Records from a data source:
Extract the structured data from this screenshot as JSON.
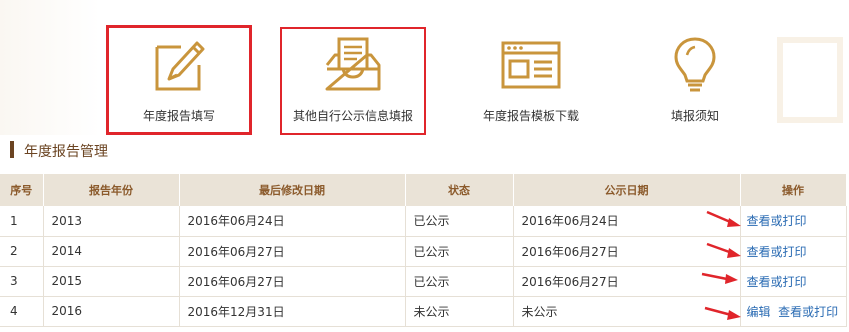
{
  "tiles": [
    {
      "label": "年度报告填写",
      "icon": "edit-icon"
    },
    {
      "label": "其他自行公示信息填报",
      "icon": "inbox-icon"
    },
    {
      "label": "年度报告模板下载",
      "icon": "template-icon"
    },
    {
      "label": "填报须知",
      "icon": "lightbulb-icon"
    }
  ],
  "section_title": "年度报告管理",
  "table": {
    "headers": [
      "序号",
      "报告年份",
      "最后修改日期",
      "状态",
      "公示日期",
      "操作"
    ],
    "rows": [
      {
        "idx": "1",
        "year": "2013",
        "modified": "2016年06月24日",
        "status": "已公示",
        "public_date": "2016年06月24日",
        "edit": "",
        "view": "查看或打印"
      },
      {
        "idx": "2",
        "year": "2014",
        "modified": "2016年06月27日",
        "status": "已公示",
        "public_date": "2016年06月27日",
        "edit": "",
        "view": "查看或打印"
      },
      {
        "idx": "3",
        "year": "2015",
        "modified": "2016年06月27日",
        "status": "已公示",
        "public_date": "2016年06月27日",
        "edit": "",
        "view": "查看或打印"
      },
      {
        "idx": "4",
        "year": "2016",
        "modified": "2016年12月31日",
        "status": "未公示",
        "public_date": "未公示",
        "edit": "编辑",
        "view": "查看或打印"
      }
    ]
  },
  "colors": {
    "brand": "#6b4422",
    "icon": "#c9953c",
    "highlight": "#e0252b",
    "link": "#2a6bb3",
    "arrow": "#e0252b"
  }
}
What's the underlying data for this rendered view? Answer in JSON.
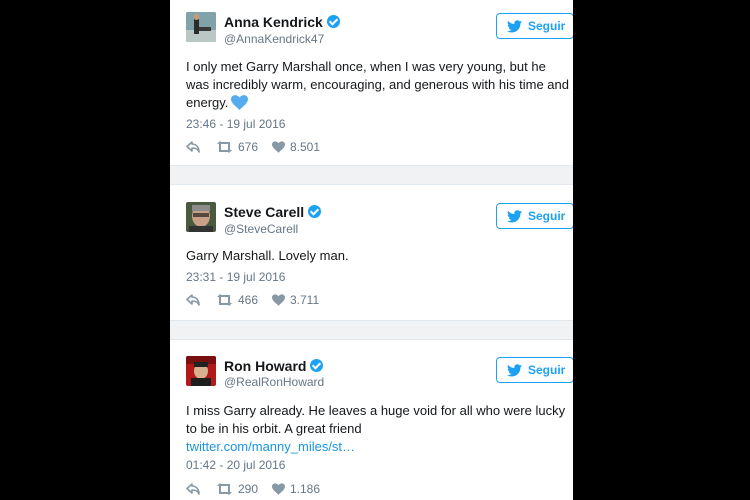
{
  "tweets": [
    {
      "name": "Anna Kendrick",
      "handle": "@AnnaKendrick47",
      "follow_label": "Seguir",
      "text": "I only met Garry Marshall once, when I was very young, but he was incredibly warm, encouraging, and generous with his time and energy.",
      "emoji": "blue-heart",
      "time": "23:46 - 19 jul 2016",
      "retweets": "676",
      "likes": "8.501"
    },
    {
      "name": "Steve Carell",
      "handle": "@SteveCarell",
      "follow_label": "Seguir",
      "text": "Garry Marshall. Lovely man.",
      "time": "23:31 - 19 jul 2016",
      "retweets": "466",
      "likes": "3.711"
    },
    {
      "name": "Ron Howard",
      "handle": "@RealRonHoward",
      "follow_label": "Seguir",
      "text": "I miss Garry already. He leaves a huge void for all who were lucky to be in his orbit. A great friend",
      "link": "twitter.com/manny_miles/st…",
      "time": "01:42 - 20 jul 2016",
      "retweets": "290",
      "likes": "1.186"
    }
  ],
  "icons": {
    "reply": "reply-icon",
    "retweet": "retweet-icon",
    "like": "heart-icon",
    "verified": "verified-badge-icon",
    "follow": "twitter-bird-icon"
  },
  "colors": {
    "accent": "#1da1f2",
    "link": "#1b95e0",
    "text": "#14171a",
    "muted": "#657786",
    "background": "#000000",
    "card": "#ffffff"
  }
}
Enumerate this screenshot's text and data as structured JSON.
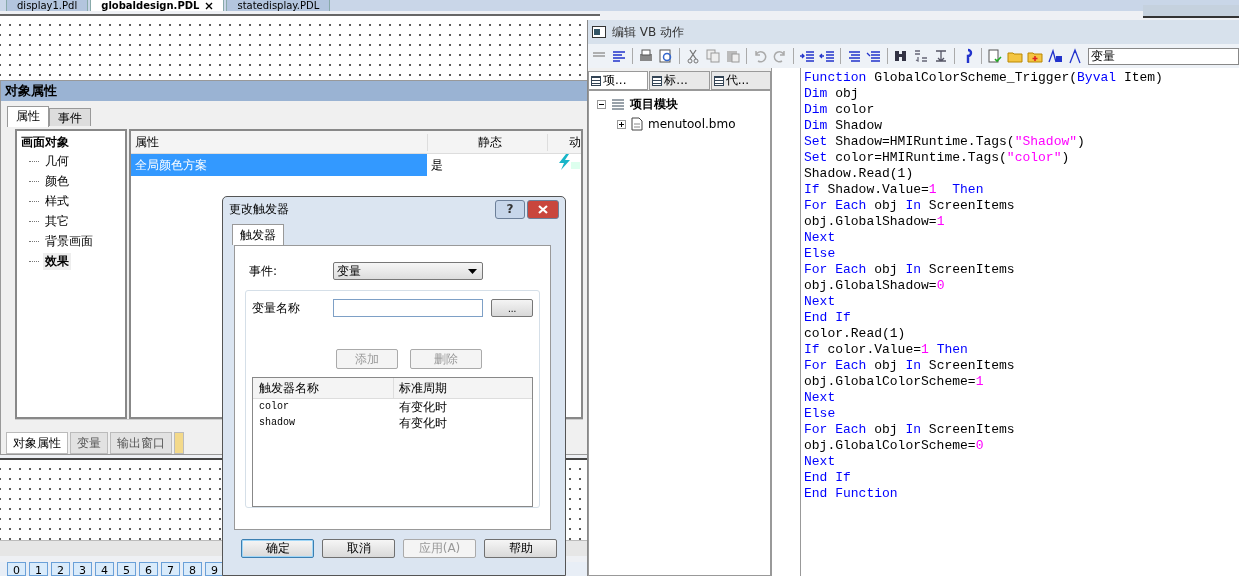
{
  "document_tabs": [
    {
      "label": "display1.Pdl",
      "selected": false,
      "closable": false
    },
    {
      "label": "globaldesign.PDL",
      "selected": true,
      "closable": true
    },
    {
      "label": "statedisplay.PDL",
      "selected": false,
      "closable": false
    }
  ],
  "object_properties": {
    "title": "对象属性",
    "tabs": [
      {
        "label": "属性",
        "selected": true
      },
      {
        "label": "事件",
        "selected": false
      }
    ],
    "tree": {
      "label": "画面对象",
      "children": [
        {
          "label": "几何",
          "selected": false
        },
        {
          "label": "颜色",
          "selected": false
        },
        {
          "label": "样式",
          "selected": false
        },
        {
          "label": "其它",
          "selected": false
        },
        {
          "label": "背景画面",
          "selected": false
        },
        {
          "label": "效果",
          "selected": true
        }
      ]
    },
    "columns": [
      "属性",
      "静态",
      "动"
    ],
    "rows": [
      {
        "property": "全局颜色方案",
        "static": "是",
        "selected": true,
        "has_vb_action": true
      }
    ]
  },
  "bottom_tabs": [
    {
      "label": "对象属性",
      "selected": true
    },
    {
      "label": "变量",
      "selected": false
    },
    {
      "label": "输出窗口",
      "selected": false
    }
  ],
  "number_bar": [
    "0",
    "1",
    "2",
    "3",
    "4",
    "5",
    "6",
    "7",
    "8",
    "9"
  ],
  "dialog": {
    "title": "更改触发器",
    "help_glyph": "?",
    "tabs": [
      {
        "label": "触发器",
        "selected": true
      }
    ],
    "event_label": "事件:",
    "event_value": "变量",
    "tag_label": "变量名称",
    "browse_label": "...",
    "add_button": {
      "label": "添加",
      "disabled": true
    },
    "delete_button": {
      "label": "删除",
      "disabled": true
    },
    "columns": [
      "触发器名称",
      "标准周期"
    ],
    "triggers": [
      {
        "name": "color",
        "cycle": "有变化时"
      },
      {
        "name": "shadow",
        "cycle": "有变化时"
      }
    ],
    "buttons": [
      {
        "label": "确定",
        "disabled": false,
        "default": true
      },
      {
        "label": "取消",
        "disabled": false,
        "default": false
      },
      {
        "label": "应用(A)",
        "disabled": true,
        "default": false
      },
      {
        "label": "帮助",
        "disabled": false,
        "default": false
      }
    ]
  },
  "vb_editor": {
    "title": "编辑 VB 动作",
    "search_value": "变量",
    "pane_tabs": [
      {
        "label": "项...",
        "selected": true
      },
      {
        "label": "标...",
        "selected": false
      },
      {
        "label": "代...",
        "selected": false
      }
    ],
    "tree": {
      "label": "项目模块",
      "children": [
        {
          "label": "menutool.bmo"
        }
      ]
    },
    "code": [
      [
        {
          "kind": "k",
          "text": "Function"
        },
        {
          "kind": "t",
          "text": " GlobalColorScheme_Trigger("
        },
        {
          "kind": "k",
          "text": "Byval"
        },
        {
          "kind": "t",
          "text": " Item)"
        }
      ],
      [
        {
          "kind": "k",
          "text": "Dim"
        },
        {
          "kind": "t",
          "text": " obj"
        }
      ],
      [
        {
          "kind": "k",
          "text": "Dim"
        },
        {
          "kind": "t",
          "text": " color"
        }
      ],
      [
        {
          "kind": "k",
          "text": "Dim"
        },
        {
          "kind": "t",
          "text": " Shadow"
        }
      ],
      [
        {
          "kind": "k",
          "text": "Set"
        },
        {
          "kind": "t",
          "text": " Shadow=HMIRuntime.Tags("
        },
        {
          "kind": "s",
          "text": "\"Shadow\""
        },
        {
          "kind": "t",
          "text": ")"
        }
      ],
      [
        {
          "kind": "k",
          "text": "Set"
        },
        {
          "kind": "t",
          "text": " color=HMIRuntime.Tags("
        },
        {
          "kind": "s",
          "text": "\"color\""
        },
        {
          "kind": "t",
          "text": ")"
        }
      ],
      [
        {
          "kind": "t",
          "text": "Shadow.Read(1)"
        }
      ],
      [
        {
          "kind": "k",
          "text": "If"
        },
        {
          "kind": "t",
          "text": " Shadow.Value="
        },
        {
          "kind": "n",
          "text": "1"
        },
        {
          "kind": "k",
          "text": "  Then"
        }
      ],
      [
        {
          "kind": "k",
          "text": "For Each"
        },
        {
          "kind": "t",
          "text": " obj "
        },
        {
          "kind": "k",
          "text": "In"
        },
        {
          "kind": "t",
          "text": " ScreenItems"
        }
      ],
      [
        {
          "kind": "t",
          "text": "obj.GlobalShadow="
        },
        {
          "kind": "n",
          "text": "1"
        }
      ],
      [
        {
          "kind": "k",
          "text": "Next"
        }
      ],
      [
        {
          "kind": "k",
          "text": "Else"
        }
      ],
      [
        {
          "kind": "k",
          "text": "For Each"
        },
        {
          "kind": "t",
          "text": " obj "
        },
        {
          "kind": "k",
          "text": "In"
        },
        {
          "kind": "t",
          "text": " ScreenItems"
        }
      ],
      [
        {
          "kind": "t",
          "text": "obj.GlobalShadow="
        },
        {
          "kind": "n",
          "text": "0"
        }
      ],
      [
        {
          "kind": "k",
          "text": "Next"
        }
      ],
      [
        {
          "kind": "k",
          "text": "End If"
        }
      ],
      [
        {
          "kind": "t",
          "text": "color.Read(1)"
        }
      ],
      [
        {
          "kind": "k",
          "text": "If"
        },
        {
          "kind": "t",
          "text": " color.Value="
        },
        {
          "kind": "n",
          "text": "1"
        },
        {
          "kind": "k",
          "text": " Then"
        }
      ],
      [
        {
          "kind": "k",
          "text": "For Each"
        },
        {
          "kind": "t",
          "text": " obj "
        },
        {
          "kind": "k",
          "text": "In"
        },
        {
          "kind": "t",
          "text": " ScreenItems"
        }
      ],
      [
        {
          "kind": "t",
          "text": "obj.GlobalColorScheme="
        },
        {
          "kind": "n",
          "text": "1"
        }
      ],
      [
        {
          "kind": "k",
          "text": "Next"
        }
      ],
      [
        {
          "kind": "k",
          "text": "Else"
        }
      ],
      [
        {
          "kind": "k",
          "text": "For Each"
        },
        {
          "kind": "t",
          "text": " obj "
        },
        {
          "kind": "k",
          "text": "In"
        },
        {
          "kind": "t",
          "text": " ScreenItems"
        }
      ],
      [
        {
          "kind": "t",
          "text": "obj.GlobalColorScheme="
        },
        {
          "kind": "n",
          "text": "0"
        }
      ],
      [
        {
          "kind": "k",
          "text": "Next"
        }
      ],
      [
        {
          "kind": "k",
          "text": "End If"
        }
      ],
      [
        {
          "kind": "k",
          "text": "End Function"
        }
      ]
    ]
  }
}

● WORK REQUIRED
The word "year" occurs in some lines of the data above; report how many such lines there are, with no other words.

● EXERCISE SOLUTION
4